Introduction Retinal characteristics are increasingly recognized as biomarkers for neurodegenerative diseases. Retinal thickness measured by optical coherence tomography may reflect the presence of Alzheimer's disease (AD). We performed a meta-analysis on retinal thickness in AD and mild cognitive impairment (MCI) patients and healthy controls (HCs). Methods We selected 25 studies with measurements of retinal thickness including 887 AD patients, 216 MCI patients, and 864 HCs that measured retinal thickness. Outcomes were peripapillary retinal nerve fiber layer (RNFL) and macular thickness.

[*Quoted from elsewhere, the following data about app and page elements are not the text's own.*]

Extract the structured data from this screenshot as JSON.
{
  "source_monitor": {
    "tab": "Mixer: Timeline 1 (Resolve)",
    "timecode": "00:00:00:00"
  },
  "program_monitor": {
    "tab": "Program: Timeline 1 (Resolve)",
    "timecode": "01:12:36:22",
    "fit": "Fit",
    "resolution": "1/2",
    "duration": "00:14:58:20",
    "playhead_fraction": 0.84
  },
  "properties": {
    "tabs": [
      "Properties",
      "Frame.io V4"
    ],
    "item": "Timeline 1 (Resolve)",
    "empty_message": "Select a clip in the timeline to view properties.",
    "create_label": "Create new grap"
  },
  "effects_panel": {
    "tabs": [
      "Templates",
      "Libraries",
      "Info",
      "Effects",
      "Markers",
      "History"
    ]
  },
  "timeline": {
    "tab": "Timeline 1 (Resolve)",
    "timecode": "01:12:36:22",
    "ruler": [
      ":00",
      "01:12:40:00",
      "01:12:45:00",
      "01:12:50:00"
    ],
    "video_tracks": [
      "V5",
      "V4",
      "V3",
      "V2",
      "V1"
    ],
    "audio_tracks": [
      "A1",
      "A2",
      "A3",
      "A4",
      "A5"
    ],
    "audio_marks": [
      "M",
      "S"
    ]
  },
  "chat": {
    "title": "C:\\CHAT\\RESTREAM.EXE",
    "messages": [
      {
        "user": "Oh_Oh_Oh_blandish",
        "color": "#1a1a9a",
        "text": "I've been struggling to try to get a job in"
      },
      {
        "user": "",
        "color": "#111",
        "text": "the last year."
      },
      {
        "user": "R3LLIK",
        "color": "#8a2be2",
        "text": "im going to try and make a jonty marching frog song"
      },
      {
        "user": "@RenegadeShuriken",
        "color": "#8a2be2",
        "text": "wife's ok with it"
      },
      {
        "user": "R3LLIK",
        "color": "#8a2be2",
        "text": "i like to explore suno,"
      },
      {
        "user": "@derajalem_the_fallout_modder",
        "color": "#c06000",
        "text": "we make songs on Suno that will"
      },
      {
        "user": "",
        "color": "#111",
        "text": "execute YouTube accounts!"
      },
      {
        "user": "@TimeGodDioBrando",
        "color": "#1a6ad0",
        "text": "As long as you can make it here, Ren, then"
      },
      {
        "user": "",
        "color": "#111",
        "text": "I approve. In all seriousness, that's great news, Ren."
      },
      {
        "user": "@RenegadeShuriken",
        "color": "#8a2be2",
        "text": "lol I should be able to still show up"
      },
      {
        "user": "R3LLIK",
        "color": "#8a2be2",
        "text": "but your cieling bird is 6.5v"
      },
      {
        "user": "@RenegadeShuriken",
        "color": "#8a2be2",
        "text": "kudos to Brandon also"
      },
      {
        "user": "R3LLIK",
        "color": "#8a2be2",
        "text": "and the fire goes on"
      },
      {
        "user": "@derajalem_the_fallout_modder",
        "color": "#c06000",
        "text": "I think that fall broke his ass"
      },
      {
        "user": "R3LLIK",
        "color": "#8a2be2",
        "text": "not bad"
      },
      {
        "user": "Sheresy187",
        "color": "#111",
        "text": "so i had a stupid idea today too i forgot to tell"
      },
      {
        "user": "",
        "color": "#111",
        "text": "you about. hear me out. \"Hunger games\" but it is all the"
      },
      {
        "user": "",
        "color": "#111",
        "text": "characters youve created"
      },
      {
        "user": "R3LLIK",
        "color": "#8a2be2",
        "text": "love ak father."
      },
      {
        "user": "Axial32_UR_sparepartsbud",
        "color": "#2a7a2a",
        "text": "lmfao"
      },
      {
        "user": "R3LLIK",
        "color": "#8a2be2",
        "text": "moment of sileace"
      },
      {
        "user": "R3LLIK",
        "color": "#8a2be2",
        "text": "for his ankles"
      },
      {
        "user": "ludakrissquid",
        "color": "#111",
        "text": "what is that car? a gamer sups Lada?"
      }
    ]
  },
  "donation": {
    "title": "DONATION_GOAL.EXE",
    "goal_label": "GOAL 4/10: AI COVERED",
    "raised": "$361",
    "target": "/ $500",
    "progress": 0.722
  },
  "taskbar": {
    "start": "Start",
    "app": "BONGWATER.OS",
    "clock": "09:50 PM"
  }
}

The main outcome was the standardized mean differences (SMDs). We used STATA to perform the meta-analysis (StataCorp, Texas; version 14.0). Results Relative to HCs, AD and MCI patients had lower peripapillary RNFL (SMD 0.98 [CI −1.30, −0.66, P < .0001] and SMD 0.71 [CI −1.24, −0.19, P = .008]). Total macular thickness was decreased in AD patients (SMD 0.88 [CI −1.12, −0.65, P = .000]). Discussion Retinal thickness is decreased in AD and MCI patients compared to HC. This confirms that neurodegenerative diseases may be reflected by retinal changes.
|Number of pages||9|
|Journal||Alzheimer's & Dementia: Diagnosis, Assessment & Disease Monitoring|
|Publication status||Published - 2017|